(Required work): The records below are to be repeated exactly, minus any pictures.
** Data records follows **
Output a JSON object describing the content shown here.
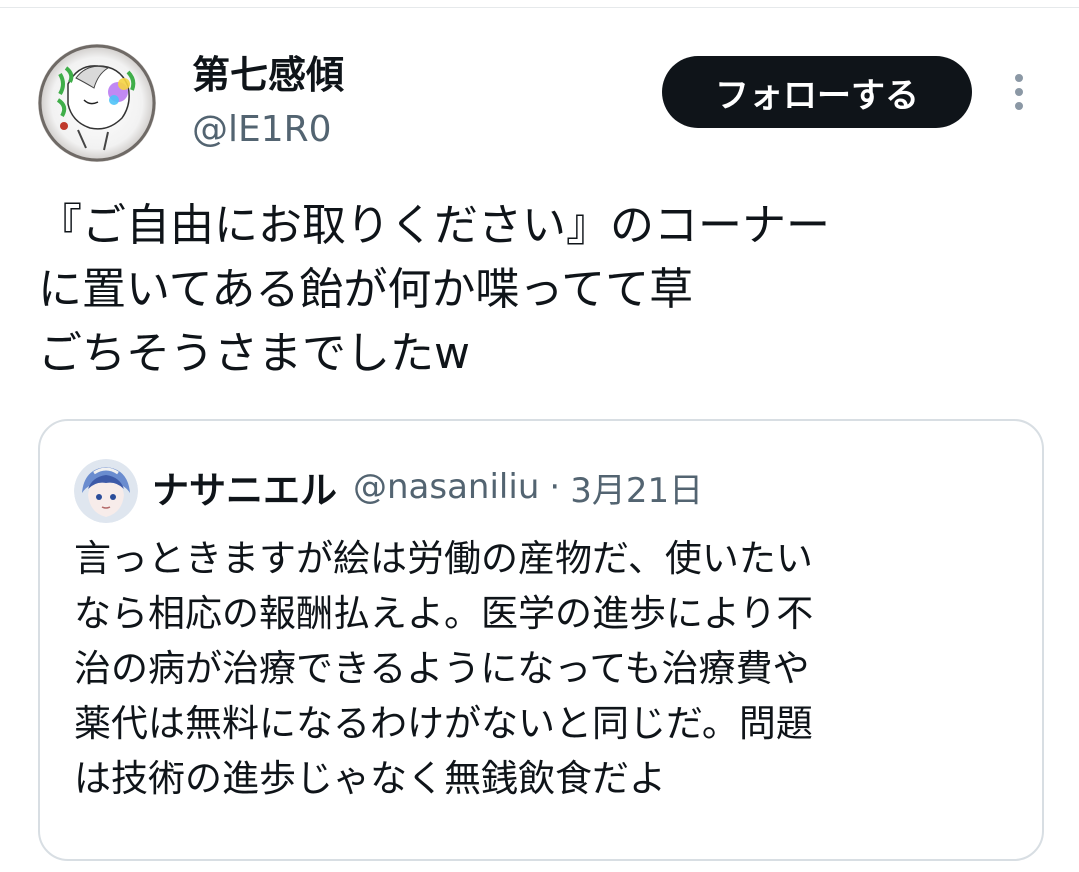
{
  "author": {
    "display_name": "第七感傾",
    "handle": "@lE1R0",
    "avatar_icon": "profile-avatar"
  },
  "follow_button": {
    "label": "フォローする",
    "background": "#0f1419"
  },
  "more_icon": "more-vertical-icon",
  "tweet": {
    "lines": [
      "『ご自由にお取りください』のコーナー",
      "に置いてある飴が何か喋ってて草",
      "ごちそうさまでしたw"
    ]
  },
  "quoted_tweet": {
    "display_name": "ナサニエル",
    "handle": "@nasaniliu",
    "separator": "·",
    "date": "3月21日",
    "lines": [
      "言っときますが絵は労働の産物だ、使いたい",
      "なら相応の報酬払えよ。医学の進歩により不",
      "治の病が治療できるようになっても治療費や",
      "薬代は無料になるわけがないと同じだ。問題",
      "は技術の進歩じゃなく無銭飲食だよ"
    ]
  },
  "colors": {
    "text_primary": "#0f1419",
    "text_secondary": "#536471",
    "card_border": "#d8dee3"
  }
}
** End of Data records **
(Answer to this exercise):
Output a JSON object describing the content shown here.
{
  "author": {
    "display_name": "第七感傾",
    "handle": "@lE1R0",
    "avatar_icon": "profile-avatar"
  },
  "follow_button": {
    "label": "フォローする",
    "background": "#0f1419"
  },
  "more_icon": "more-vertical-icon",
  "tweet": {
    "lines": [
      "『ご自由にお取りください』のコーナー",
      "に置いてある飴が何か喋ってて草",
      "ごちそうさまでしたw"
    ]
  },
  "quoted_tweet": {
    "display_name": "ナサニエル",
    "handle": "@nasaniliu",
    "separator": "·",
    "date": "3月21日",
    "lines": [
      "言っときますが絵は労働の産物だ、使いたい",
      "なら相応の報酬払えよ。医学の進歩により不",
      "治の病が治療できるようになっても治療費や",
      "薬代は無料になるわけがないと同じだ。問題",
      "は技術の進歩じゃなく無銭飲食だよ"
    ]
  },
  "colors": {
    "text_primary": "#0f1419",
    "text_secondary": "#536471",
    "card_border": "#d8dee3"
  }
}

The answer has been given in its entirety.